### [Task]
Exact copies of the records below are required.

[Page and application data records]

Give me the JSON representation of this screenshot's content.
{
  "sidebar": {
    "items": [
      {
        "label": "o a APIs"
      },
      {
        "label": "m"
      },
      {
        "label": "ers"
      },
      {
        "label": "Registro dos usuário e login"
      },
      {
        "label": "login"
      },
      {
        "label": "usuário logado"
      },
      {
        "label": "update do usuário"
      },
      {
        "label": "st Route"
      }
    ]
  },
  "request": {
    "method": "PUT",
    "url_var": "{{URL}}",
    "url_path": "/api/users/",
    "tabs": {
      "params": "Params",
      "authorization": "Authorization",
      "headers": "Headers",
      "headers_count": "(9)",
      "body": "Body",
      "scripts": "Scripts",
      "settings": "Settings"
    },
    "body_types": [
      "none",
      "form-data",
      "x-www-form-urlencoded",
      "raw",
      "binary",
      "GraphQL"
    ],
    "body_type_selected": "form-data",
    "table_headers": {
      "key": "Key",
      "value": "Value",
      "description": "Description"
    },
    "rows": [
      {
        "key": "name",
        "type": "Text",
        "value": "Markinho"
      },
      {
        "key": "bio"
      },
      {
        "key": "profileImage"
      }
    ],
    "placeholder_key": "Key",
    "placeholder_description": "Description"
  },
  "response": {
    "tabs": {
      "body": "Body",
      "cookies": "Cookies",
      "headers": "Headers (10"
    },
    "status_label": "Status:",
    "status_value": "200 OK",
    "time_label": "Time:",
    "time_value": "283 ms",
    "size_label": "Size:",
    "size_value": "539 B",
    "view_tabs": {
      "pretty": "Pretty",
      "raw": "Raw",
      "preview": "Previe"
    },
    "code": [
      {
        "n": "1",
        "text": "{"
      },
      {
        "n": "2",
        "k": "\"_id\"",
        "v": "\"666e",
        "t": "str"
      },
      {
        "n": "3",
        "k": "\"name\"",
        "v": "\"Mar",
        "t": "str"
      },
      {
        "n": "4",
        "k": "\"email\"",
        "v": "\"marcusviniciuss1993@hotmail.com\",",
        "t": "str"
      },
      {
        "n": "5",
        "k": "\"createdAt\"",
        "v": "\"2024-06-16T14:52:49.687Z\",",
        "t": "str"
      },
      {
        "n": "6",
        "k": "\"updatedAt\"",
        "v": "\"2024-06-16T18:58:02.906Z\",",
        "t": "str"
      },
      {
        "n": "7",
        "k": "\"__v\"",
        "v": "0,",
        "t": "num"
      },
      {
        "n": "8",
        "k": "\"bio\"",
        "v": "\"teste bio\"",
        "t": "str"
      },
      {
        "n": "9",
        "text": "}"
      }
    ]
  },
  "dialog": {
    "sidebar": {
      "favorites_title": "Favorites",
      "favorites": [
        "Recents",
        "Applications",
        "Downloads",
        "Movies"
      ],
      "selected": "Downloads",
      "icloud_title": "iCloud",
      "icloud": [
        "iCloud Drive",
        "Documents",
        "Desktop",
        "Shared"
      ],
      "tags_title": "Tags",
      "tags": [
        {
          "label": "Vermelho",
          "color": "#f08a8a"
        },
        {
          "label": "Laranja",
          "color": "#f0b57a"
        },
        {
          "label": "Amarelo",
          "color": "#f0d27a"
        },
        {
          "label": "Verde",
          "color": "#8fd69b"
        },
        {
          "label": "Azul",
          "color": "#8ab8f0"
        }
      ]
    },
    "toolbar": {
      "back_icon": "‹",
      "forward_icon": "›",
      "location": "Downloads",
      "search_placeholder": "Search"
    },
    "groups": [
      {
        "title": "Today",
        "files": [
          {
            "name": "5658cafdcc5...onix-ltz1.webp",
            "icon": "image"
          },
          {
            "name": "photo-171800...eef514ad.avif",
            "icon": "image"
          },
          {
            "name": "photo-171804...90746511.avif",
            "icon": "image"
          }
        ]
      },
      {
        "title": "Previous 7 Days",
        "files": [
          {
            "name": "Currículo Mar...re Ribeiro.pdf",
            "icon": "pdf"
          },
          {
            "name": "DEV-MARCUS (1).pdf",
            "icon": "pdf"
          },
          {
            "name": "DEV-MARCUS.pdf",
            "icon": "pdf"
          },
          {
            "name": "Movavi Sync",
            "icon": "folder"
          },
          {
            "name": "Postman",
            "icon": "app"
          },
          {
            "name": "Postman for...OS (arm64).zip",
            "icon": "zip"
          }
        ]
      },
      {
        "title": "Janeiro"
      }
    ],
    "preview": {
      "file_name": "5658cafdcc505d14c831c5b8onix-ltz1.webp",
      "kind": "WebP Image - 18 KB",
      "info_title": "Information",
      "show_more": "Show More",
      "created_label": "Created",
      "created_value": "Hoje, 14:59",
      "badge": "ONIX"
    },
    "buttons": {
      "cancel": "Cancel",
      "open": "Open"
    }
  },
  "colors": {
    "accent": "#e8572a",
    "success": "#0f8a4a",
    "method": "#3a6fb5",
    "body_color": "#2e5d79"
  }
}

### [Written response]
Give me the JSON representation of this screenshot's content.
{
  "sidebar": {
    "items": [
      {
        "label": "o a APIs"
      },
      {
        "label": "m"
      },
      {
        "label": "ers"
      },
      {
        "label": "Registro dos usuário e login"
      },
      {
        "label": "login"
      },
      {
        "label": "usuário logado"
      },
      {
        "label": "update do usuário"
      },
      {
        "label": "st Route"
      }
    ]
  },
  "request": {
    "method": "PUT",
    "url_var": "{{URL}}",
    "url_path": "/api/users/",
    "tabs": {
      "params": "Params",
      "authorization": "Authorization",
      "headers": "Headers",
      "headers_count": "(9)",
      "body": "Body",
      "scripts": "Scripts",
      "settings": "Settings"
    },
    "body_types": [
      "none",
      "form-data",
      "x-www-form-urlencoded",
      "raw",
      "binary",
      "GraphQL"
    ],
    "body_type_selected": "form-data",
    "table_headers": {
      "key": "Key",
      "value": "Value",
      "description": "Description"
    },
    "rows": [
      {
        "key": "name",
        "type": "Text",
        "value": "Markinho"
      },
      {
        "key": "bio"
      },
      {
        "key": "profileImage"
      }
    ],
    "placeholder_key": "Key",
    "placeholder_description": "Description"
  },
  "response": {
    "tabs": {
      "body": "Body",
      "cookies": "Cookies",
      "headers": "Headers (10"
    },
    "status_label": "Status:",
    "status_value": "200 OK",
    "time_label": "Time:",
    "time_value": "283 ms",
    "size_label": "Size:",
    "size_value": "539 B",
    "view_tabs": {
      "pretty": "Pretty",
      "raw": "Raw",
      "preview": "Previe"
    },
    "code": [
      {
        "n": "1",
        "text": "{"
      },
      {
        "n": "2",
        "k": "\"_id\"",
        "v": "\"666e",
        "t": "str"
      },
      {
        "n": "3",
        "k": "\"name\"",
        "v": "\"Mar",
        "t": "str"
      },
      {
        "n": "4",
        "k": "\"email\"",
        "v": "\"marcusviniciuss1993@hotmail.com\",",
        "t": "str"
      },
      {
        "n": "5",
        "k": "\"createdAt\"",
        "v": "\"2024-06-16T14:52:49.687Z\",",
        "t": "str"
      },
      {
        "n": "6",
        "k": "\"updatedAt\"",
        "v": "\"2024-06-16T18:58:02.906Z\",",
        "t": "str"
      },
      {
        "n": "7",
        "k": "\"__v\"",
        "v": "0,",
        "t": "num"
      },
      {
        "n": "8",
        "k": "\"bio\"",
        "v": "\"teste bio\"",
        "t": "str"
      },
      {
        "n": "9",
        "text": "}"
      }
    ]
  },
  "dialog": {
    "sidebar": {
      "favorites_title": "Favorites",
      "favorites": [
        "Recents",
        "Applications",
        "Downloads",
        "Movies"
      ],
      "selected": "Downloads",
      "icloud_title": "iCloud",
      "icloud": [
        "iCloud Drive",
        "Documents",
        "Desktop",
        "Shared"
      ],
      "tags_title": "Tags",
      "tags": [
        {
          "label": "Vermelho",
          "color": "#f08a8a"
        },
        {
          "label": "Laranja",
          "color": "#f0b57a"
        },
        {
          "label": "Amarelo",
          "color": "#f0d27a"
        },
        {
          "label": "Verde",
          "color": "#8fd69b"
        },
        {
          "label": "Azul",
          "color": "#8ab8f0"
        }
      ]
    },
    "toolbar": {
      "back_icon": "‹",
      "forward_icon": "›",
      "location": "Downloads",
      "search_placeholder": "Search"
    },
    "groups": [
      {
        "title": "Today",
        "files": [
          {
            "name": "5658cafdcc5...onix-ltz1.webp",
            "icon": "image"
          },
          {
            "name": "photo-171800...eef514ad.avif",
            "icon": "image"
          },
          {
            "name": "photo-171804...90746511.avif",
            "icon": "image"
          }
        ]
      },
      {
        "title": "Previous 7 Days",
        "files": [
          {
            "name": "Currículo Mar...re Ribeiro.pdf",
            "icon": "pdf"
          },
          {
            "name": "DEV-MARCUS (1).pdf",
            "icon": "pdf"
          },
          {
            "name": "DEV-MARCUS.pdf",
            "icon": "pdf"
          },
          {
            "name": "Movavi Sync",
            "icon": "folder"
          },
          {
            "name": "Postman",
            "icon": "app"
          },
          {
            "name": "Postman for...OS (arm64).zip",
            "icon": "zip"
          }
        ]
      },
      {
        "title": "Janeiro"
      }
    ],
    "preview": {
      "file_name": "5658cafdcc505d14c831c5b8onix-ltz1.webp",
      "kind": "WebP Image - 18 KB",
      "info_title": "Information",
      "show_more": "Show More",
      "created_label": "Created",
      "created_value": "Hoje, 14:59",
      "badge": "ONIX"
    },
    "buttons": {
      "cancel": "Cancel",
      "open": "Open"
    }
  },
  "colors": {
    "accent": "#e8572a",
    "success": "#0f8a4a",
    "method": "#3a6fb5",
    "body_color": "#2e5d79"
  }
}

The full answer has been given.